Dynamic nuancethe lack thereof, reallyalmost certainly had something to do with that: Switching to virtually any of the good moving-coils I had in-house, I heard more expressiveness in singing and playing. With the Grado, my "acceptance," if you will, of the wonder of the sound of an orchestra was automatic; with a Denon DL-103, while the music was no less listenable, I was also consistently, pleasantly befuddled by the apparent difficultythe titanic, ongoing challengeof getting that many people to play in tune, in time, and with the same emotional and intellectual motivation.
Yet it must be said that the Grado's thick, smooth sound had the benefit of making overly bright LPs sound downright nice. The Grado handily tamed the excess sibilance on badly recorded, badly mastered pop vinyl, such as Tom Verlaine's nice if pretentious Words from the Front (Warner Bros. BSK 3685). And the first copy that I ever bought of John Lennon's Plastic Ono Band (Apple SW 3372), which I've cherished for nearly 40 years, became all the more listenable and lovable.
Incidentally, the Grado's spatial performance suited my tastes quite well: In fact, I'd forgotten how big a Grado cartridge can sound in a system that's tuned to allow such a quality. On every orchestral record I tried, the Prestige Gold1 reproduced a soundfield noticeably larger than average, and while the instruments therein weren't as substantial as through the finest cartridges and pickup heads I've owned or used, the results were more convincing than I had any right to expect from such an affordable thing.
In 2009 as in 1984, Grado's moving-iron cartridges are a distinctive lot. Now as then, based on the sound of the Prestige Gold1, their success depends heavily on the system, the records, and the tastes of the prospective buyer.

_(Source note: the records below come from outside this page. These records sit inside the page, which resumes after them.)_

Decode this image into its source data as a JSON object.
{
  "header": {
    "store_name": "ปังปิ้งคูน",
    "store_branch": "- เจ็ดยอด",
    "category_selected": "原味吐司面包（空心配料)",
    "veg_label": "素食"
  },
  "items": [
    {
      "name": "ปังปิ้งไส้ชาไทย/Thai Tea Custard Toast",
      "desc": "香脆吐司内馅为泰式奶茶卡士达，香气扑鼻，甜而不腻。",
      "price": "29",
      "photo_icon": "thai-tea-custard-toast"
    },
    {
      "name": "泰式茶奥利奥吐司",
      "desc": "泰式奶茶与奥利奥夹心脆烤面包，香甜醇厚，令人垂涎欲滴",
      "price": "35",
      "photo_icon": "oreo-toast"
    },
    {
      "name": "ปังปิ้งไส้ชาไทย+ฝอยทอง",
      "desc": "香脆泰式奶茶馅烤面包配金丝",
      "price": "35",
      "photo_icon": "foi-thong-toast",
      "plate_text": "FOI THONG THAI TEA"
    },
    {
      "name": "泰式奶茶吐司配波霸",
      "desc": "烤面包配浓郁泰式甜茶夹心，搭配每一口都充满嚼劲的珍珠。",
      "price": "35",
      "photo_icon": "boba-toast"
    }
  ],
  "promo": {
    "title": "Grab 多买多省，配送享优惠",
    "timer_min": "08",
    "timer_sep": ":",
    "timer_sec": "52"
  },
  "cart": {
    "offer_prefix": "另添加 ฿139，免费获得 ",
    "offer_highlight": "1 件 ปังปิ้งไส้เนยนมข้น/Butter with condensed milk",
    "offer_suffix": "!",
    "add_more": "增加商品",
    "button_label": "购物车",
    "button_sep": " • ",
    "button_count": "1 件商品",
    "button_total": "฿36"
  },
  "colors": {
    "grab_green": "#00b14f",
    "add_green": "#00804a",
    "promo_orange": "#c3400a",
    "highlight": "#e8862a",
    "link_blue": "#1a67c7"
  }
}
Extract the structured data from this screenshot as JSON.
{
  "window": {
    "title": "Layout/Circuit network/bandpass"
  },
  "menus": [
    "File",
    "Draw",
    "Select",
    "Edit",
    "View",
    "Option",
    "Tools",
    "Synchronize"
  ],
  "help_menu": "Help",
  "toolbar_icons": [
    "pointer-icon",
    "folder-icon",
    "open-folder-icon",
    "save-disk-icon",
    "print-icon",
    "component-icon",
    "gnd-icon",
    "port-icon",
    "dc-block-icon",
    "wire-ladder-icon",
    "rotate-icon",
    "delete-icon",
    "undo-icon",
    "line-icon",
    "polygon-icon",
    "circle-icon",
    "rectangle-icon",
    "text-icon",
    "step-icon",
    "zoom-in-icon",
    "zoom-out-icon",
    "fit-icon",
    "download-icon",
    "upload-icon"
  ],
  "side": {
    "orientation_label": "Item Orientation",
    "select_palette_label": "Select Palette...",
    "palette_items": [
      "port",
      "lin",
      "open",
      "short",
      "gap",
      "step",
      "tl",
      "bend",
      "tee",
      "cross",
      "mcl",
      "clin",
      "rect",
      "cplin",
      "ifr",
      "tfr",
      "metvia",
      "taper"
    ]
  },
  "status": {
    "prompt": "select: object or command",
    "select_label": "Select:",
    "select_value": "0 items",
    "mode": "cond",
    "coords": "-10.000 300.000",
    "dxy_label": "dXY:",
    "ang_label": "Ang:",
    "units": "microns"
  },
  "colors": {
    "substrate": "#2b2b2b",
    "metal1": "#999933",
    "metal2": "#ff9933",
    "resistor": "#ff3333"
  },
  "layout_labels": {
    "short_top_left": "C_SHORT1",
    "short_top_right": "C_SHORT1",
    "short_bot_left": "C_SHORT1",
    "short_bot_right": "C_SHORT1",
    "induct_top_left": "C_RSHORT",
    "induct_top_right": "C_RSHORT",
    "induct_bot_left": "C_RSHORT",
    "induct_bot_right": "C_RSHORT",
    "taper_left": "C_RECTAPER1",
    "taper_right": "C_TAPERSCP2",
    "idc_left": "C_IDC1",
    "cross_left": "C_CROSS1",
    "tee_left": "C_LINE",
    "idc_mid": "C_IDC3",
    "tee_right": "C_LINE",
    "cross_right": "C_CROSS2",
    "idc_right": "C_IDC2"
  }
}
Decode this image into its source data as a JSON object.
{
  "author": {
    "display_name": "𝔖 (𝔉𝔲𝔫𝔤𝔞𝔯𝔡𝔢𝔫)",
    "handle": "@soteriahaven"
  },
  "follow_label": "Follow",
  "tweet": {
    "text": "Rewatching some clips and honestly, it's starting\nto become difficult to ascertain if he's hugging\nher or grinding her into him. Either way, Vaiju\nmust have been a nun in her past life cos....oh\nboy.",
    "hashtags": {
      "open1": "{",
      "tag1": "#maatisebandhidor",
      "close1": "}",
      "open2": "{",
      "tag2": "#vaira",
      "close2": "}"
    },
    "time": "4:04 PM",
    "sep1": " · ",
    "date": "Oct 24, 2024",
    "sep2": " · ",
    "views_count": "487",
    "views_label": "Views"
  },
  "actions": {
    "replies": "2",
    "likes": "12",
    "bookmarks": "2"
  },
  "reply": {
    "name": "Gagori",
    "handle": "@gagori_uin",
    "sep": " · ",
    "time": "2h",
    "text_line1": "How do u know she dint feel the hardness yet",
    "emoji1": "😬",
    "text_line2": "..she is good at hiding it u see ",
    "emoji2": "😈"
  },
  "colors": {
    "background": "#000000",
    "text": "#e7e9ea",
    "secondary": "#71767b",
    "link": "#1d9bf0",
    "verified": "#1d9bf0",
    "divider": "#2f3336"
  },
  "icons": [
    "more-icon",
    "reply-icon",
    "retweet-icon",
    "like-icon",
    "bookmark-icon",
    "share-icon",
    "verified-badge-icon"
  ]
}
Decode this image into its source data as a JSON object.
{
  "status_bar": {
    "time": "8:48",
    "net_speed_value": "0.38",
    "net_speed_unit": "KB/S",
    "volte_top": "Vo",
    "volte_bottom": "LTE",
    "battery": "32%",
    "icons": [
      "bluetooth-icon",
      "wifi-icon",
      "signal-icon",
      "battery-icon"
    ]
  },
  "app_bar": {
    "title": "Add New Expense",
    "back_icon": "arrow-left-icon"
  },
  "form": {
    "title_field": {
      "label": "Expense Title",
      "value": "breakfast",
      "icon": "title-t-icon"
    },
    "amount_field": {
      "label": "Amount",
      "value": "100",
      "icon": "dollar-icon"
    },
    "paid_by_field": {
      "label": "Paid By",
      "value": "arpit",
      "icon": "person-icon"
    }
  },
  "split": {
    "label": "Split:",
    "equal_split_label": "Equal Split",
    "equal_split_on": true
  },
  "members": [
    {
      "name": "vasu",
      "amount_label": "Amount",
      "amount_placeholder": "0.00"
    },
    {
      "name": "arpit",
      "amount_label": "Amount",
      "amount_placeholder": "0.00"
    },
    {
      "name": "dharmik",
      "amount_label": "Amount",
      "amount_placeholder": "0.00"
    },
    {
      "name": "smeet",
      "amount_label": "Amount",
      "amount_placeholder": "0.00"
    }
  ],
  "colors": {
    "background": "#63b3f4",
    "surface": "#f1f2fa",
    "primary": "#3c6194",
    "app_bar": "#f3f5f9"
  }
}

Nostalgiaand an admitted love for the brandmade me to want to love the very affordable Grado Prestige Gold1 ($220), and I regret that I didn't. I'd much rather spend my money on the aforementioned Benz-Micro MC20E2-L ($199)or, better still, on the Denon DL-103 ($229). Granted, this is from a person who already owns more than one moving-coil step-up transformer (a requirement for good performance from any low-output MC cartridge), and can't seem to imagine himself in the position of someone who does notso you may wish to take those counter-recommendations with a grain of salt. Be that as it may, the Grado Prestige Gold1 just didn't do it for me; shoppers should approach it with more than the usual care and consideration.